Input
****************

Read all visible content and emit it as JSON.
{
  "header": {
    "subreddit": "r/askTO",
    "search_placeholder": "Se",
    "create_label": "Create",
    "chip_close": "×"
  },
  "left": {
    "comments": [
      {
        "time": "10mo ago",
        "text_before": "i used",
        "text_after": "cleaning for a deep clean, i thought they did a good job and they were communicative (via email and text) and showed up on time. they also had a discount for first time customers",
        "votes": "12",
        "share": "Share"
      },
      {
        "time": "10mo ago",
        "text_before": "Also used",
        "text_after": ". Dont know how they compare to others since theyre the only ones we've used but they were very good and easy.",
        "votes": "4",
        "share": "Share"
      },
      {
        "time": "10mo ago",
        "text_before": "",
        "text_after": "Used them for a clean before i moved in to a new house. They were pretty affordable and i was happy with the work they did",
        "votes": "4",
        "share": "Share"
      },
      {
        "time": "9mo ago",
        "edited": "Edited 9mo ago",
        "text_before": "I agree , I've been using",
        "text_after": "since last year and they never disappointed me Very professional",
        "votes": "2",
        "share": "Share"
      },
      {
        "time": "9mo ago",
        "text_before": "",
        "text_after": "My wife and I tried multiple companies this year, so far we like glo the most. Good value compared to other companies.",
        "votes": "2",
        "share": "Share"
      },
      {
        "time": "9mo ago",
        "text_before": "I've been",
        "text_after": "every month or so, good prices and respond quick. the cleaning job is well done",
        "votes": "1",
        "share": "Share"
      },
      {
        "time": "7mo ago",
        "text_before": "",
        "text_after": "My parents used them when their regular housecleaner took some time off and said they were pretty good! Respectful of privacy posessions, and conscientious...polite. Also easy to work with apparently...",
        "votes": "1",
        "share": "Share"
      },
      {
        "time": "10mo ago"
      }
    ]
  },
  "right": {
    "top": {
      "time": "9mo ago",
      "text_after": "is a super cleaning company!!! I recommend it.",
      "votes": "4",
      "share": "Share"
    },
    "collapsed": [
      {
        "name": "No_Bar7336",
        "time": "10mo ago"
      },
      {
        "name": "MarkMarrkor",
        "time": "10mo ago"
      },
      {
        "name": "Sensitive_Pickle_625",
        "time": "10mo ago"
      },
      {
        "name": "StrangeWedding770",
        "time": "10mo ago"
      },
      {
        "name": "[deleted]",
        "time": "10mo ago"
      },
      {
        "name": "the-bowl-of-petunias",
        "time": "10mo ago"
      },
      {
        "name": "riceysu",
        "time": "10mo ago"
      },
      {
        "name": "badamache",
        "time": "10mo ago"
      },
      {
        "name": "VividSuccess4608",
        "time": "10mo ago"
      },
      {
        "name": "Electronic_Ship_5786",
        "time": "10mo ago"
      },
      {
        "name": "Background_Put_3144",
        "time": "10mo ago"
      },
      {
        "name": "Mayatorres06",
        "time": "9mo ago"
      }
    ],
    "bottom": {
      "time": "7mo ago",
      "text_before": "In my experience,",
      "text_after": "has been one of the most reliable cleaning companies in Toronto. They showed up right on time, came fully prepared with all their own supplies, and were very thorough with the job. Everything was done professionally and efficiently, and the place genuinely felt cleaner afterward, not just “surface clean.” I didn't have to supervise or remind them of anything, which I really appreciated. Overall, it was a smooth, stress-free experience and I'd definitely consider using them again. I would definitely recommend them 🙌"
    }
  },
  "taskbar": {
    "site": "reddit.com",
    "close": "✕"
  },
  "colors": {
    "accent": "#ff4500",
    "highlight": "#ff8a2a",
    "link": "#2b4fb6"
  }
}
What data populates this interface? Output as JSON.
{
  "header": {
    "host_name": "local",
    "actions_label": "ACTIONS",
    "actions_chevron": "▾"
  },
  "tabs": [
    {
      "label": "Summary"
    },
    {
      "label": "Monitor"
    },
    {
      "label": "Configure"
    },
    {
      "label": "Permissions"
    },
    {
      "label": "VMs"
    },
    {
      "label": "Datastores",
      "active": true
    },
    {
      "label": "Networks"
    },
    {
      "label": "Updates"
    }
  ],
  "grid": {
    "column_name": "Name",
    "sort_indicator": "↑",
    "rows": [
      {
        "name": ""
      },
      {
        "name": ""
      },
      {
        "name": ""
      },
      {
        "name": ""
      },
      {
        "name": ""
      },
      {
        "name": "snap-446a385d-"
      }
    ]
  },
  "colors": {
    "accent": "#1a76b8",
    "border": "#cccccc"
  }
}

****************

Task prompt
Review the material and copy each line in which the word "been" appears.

Answer space
        "text_before": "I agree , I've been using",
        "text_before": "I've been",
      "text_after": "has been one of the most reliable cleaning companies in Toronto. They showed up right on time, came fully prepared with all their own supplies, and were very thorough with the job. Everything was done professionally and efficiently, and the place genuinely felt cleaner afterward, not just “surface clean.” I didn't have to supervise or remind them of anything, which I really appreciated. Overall, it was a smooth, stress-free experience and I'd definitely consider using them again. I would definitely recommend them 🙌"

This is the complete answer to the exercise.